Most importantly, Sandi is no longer fearful.
"With Chiari you can become paralyzed if you go untreated, so I’m glad to not have to think about that," she says.
Her life is full and busy with her family and nursing career. Her fitness routine includes a low-impact Xbox workout and bike riding.
"I’m grateful for the resources I had, and I feel bad for patients who don’t have all those resources," Sandi says. "It takes years for some people to be diagnosed, and, considering everything, I was diagnosed early after I had a major episode. Most people aren’t diagnosed until their 30s because their symptoms are vague or similar to other problems. Lots of people are diagnosed with fibromyalgia, multiple sclerosis, or psychiatric issues. And, as my own experience showed, many doctors don’t know about Chiari.

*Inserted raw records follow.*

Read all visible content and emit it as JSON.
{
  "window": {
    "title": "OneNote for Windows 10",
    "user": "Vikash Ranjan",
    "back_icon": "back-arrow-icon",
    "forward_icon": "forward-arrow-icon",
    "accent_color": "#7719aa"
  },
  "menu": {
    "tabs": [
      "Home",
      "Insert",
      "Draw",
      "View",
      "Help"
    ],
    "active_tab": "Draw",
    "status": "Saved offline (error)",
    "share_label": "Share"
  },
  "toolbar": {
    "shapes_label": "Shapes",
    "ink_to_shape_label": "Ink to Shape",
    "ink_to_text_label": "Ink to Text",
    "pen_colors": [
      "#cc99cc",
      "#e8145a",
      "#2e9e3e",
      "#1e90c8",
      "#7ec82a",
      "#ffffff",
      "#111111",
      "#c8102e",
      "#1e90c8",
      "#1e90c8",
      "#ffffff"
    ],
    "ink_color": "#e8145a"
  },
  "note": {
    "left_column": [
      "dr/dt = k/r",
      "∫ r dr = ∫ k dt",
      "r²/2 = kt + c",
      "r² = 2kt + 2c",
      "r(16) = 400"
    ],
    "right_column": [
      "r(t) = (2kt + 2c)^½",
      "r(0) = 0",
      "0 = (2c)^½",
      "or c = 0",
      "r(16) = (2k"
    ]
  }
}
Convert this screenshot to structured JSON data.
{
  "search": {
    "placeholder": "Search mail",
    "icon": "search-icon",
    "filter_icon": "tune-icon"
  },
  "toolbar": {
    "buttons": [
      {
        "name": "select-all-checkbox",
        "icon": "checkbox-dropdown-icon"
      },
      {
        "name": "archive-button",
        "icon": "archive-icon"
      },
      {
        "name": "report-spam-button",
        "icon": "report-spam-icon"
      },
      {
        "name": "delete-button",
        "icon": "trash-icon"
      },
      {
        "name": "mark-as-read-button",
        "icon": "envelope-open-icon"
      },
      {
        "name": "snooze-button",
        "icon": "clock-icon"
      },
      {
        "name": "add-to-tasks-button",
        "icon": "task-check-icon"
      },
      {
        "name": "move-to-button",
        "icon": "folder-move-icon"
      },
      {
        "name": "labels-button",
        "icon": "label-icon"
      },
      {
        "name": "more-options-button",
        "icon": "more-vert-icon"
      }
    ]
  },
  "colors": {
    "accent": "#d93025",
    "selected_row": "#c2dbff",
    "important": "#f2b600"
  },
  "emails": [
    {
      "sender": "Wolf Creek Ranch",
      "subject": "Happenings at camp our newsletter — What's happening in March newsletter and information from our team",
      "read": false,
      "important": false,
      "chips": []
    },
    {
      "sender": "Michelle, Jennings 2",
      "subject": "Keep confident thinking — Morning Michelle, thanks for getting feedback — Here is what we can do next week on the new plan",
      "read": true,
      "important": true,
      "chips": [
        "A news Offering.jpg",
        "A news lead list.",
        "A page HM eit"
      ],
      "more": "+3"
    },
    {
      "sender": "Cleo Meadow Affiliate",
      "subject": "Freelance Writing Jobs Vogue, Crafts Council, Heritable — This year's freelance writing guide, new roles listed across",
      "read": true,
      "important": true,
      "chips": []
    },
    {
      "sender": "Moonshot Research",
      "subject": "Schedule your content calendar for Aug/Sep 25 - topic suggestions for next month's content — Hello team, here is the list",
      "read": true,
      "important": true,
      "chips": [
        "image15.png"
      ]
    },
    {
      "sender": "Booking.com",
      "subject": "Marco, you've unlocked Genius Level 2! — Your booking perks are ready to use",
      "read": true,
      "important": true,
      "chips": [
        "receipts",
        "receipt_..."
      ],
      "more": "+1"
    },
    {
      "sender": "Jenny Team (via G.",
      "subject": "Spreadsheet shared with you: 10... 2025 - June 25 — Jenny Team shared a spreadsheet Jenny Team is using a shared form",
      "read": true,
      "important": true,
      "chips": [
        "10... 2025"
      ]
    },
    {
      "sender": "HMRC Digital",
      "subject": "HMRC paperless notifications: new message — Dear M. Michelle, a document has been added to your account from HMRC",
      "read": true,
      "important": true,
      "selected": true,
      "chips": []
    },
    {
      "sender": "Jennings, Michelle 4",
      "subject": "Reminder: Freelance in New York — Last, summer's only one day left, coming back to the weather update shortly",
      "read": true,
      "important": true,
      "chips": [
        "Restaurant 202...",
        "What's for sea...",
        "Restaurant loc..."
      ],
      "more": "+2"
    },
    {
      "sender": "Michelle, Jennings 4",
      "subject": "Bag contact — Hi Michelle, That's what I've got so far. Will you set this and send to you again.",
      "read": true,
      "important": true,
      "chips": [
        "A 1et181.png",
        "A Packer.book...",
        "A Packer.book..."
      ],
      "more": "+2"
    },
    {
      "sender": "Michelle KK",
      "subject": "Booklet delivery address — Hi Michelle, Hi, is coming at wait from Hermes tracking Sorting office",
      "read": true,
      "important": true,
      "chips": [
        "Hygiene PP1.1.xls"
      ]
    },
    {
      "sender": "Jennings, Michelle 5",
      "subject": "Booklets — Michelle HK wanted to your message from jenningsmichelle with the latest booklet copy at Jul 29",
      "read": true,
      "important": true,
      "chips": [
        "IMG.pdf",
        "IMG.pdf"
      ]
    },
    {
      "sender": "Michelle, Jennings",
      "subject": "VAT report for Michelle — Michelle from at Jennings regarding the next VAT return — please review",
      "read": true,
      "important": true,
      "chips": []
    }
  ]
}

"If you have the blockage and the symptoms, you should do your research when you look for a surgeon, and then you won’t have to be afraid," Sandi says. "Looking back, I would definitely have the surgery again."
Hope Story Disclaimer -"Sandi's Story" is about one patient's health-care experience. Please bear in mind that because every patient is unique, individual patients may respond to treatment in different ways. Results are influenced by many factors and may vary from patient to patient.
"I’m grateful for the resources I had, and I feel bad for patients who don’t have all those resources," Sandi says.